■ What to work on ■
Could you report every line from the entries that includes the word "image"?

::::

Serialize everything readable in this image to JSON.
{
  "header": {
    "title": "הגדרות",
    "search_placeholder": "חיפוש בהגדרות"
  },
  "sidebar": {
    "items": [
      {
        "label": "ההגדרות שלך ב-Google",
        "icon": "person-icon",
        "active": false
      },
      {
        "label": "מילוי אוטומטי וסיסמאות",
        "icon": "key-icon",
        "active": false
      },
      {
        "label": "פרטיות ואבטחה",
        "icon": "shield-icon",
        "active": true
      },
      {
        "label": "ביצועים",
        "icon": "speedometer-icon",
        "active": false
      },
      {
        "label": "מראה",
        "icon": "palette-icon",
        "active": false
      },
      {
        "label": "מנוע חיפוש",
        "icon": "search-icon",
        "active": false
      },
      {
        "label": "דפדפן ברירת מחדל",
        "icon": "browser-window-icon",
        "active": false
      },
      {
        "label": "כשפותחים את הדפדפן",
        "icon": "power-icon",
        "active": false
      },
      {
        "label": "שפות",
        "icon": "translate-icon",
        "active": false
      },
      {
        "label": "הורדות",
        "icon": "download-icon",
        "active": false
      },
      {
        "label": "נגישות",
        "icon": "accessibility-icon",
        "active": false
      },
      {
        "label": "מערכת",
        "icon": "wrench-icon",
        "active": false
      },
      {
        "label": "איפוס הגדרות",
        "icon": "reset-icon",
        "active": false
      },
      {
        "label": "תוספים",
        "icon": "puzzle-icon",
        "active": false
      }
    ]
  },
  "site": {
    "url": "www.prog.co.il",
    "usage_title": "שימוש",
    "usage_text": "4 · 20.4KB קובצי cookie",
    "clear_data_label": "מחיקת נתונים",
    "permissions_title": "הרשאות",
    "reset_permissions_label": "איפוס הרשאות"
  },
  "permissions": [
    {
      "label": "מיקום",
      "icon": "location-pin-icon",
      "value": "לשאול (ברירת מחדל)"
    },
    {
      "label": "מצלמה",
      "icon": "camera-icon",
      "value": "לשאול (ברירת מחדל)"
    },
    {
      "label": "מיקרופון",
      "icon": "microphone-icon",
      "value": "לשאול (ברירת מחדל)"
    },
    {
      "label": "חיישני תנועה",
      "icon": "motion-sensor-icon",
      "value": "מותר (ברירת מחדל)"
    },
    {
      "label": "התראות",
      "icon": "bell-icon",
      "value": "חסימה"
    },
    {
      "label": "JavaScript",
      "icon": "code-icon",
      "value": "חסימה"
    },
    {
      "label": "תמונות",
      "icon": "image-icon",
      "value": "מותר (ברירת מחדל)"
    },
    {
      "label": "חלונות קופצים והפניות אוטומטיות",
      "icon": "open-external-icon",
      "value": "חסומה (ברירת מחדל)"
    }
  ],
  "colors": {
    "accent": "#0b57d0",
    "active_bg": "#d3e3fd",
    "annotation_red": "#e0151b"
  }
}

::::

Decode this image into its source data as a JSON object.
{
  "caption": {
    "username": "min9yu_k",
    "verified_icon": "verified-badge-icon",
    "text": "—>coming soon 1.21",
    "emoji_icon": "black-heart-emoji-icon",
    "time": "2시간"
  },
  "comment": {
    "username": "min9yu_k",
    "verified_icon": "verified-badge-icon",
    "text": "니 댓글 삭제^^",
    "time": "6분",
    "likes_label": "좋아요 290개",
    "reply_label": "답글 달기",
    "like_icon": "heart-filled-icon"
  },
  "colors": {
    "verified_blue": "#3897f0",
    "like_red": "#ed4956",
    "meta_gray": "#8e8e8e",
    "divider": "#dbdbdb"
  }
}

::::

■ Worked solution ■
Serialize everything readable in this image to JSON.
      "icon": "image-icon",
Decode this image into its source data as a JSON object.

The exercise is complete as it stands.